#### Task directions:
Starting from the first line below, repeat the data exactly through to the last.

[Data for processing — start]

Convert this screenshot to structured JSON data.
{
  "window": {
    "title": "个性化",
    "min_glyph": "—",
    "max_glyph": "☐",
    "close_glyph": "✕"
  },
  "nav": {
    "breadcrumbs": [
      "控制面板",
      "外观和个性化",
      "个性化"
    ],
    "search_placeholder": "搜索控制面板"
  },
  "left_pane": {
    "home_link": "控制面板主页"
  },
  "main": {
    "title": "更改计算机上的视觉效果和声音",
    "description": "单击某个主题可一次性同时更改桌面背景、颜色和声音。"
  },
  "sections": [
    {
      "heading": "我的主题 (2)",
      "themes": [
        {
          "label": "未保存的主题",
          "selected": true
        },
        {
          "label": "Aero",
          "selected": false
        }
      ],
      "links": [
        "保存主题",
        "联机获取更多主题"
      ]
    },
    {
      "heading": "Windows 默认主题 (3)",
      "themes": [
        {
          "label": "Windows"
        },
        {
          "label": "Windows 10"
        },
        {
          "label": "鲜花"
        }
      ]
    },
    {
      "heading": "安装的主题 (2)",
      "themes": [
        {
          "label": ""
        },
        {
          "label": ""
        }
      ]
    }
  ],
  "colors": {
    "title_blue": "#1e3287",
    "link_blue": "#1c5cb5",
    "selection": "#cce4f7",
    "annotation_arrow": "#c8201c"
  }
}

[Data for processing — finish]

#### The completed task:
Convert this screenshot to structured JSON data.
{
  "window": {
    "title": "个性化",
    "min_glyph": "—",
    "max_glyph": "☐",
    "close_glyph": "✕"
  },
  "nav": {
    "breadcrumbs": [
      "控制面板",
      "外观和个性化",
      "个性化"
    ],
    "search_placeholder": "搜索控制面板"
  },
  "left_pane": {
    "home_link": "控制面板主页"
  },
  "main": {
    "title": "更改计算机上的视觉效果和声音",
    "description": "单击某个主题可一次性同时更改桌面背景、颜色和声音。"
  },
  "sections": [
    {
      "heading": "我的主题 (2)",
      "themes": [
        {
          "label": "未保存的主题",
          "selected": true
        },
        {
          "label": "Aero",
          "selected": false
        }
      ],
      "links": [
        "保存主题",
        "联机获取更多主题"
      ]
    },
    {
      "heading": "Windows 默认主题 (3)",
      "themes": [
        {
          "label": "Windows"
        },
        {
          "label": "Windows 10"
        },
        {
          "label": "鲜花"
        }
      ]
    },
    {
      "heading": "安装的主题 (2)",
      "themes": [
        {
          "label": ""
        },
        {
          "label": ""
        }
      ]
    }
  ],
  "colors": {
    "title_blue": "#1e3287",
    "link_blue": "#1c5cb5",
    "selection": "#cce4f7",
    "annotation_arrow": "#c8201c"
  }
}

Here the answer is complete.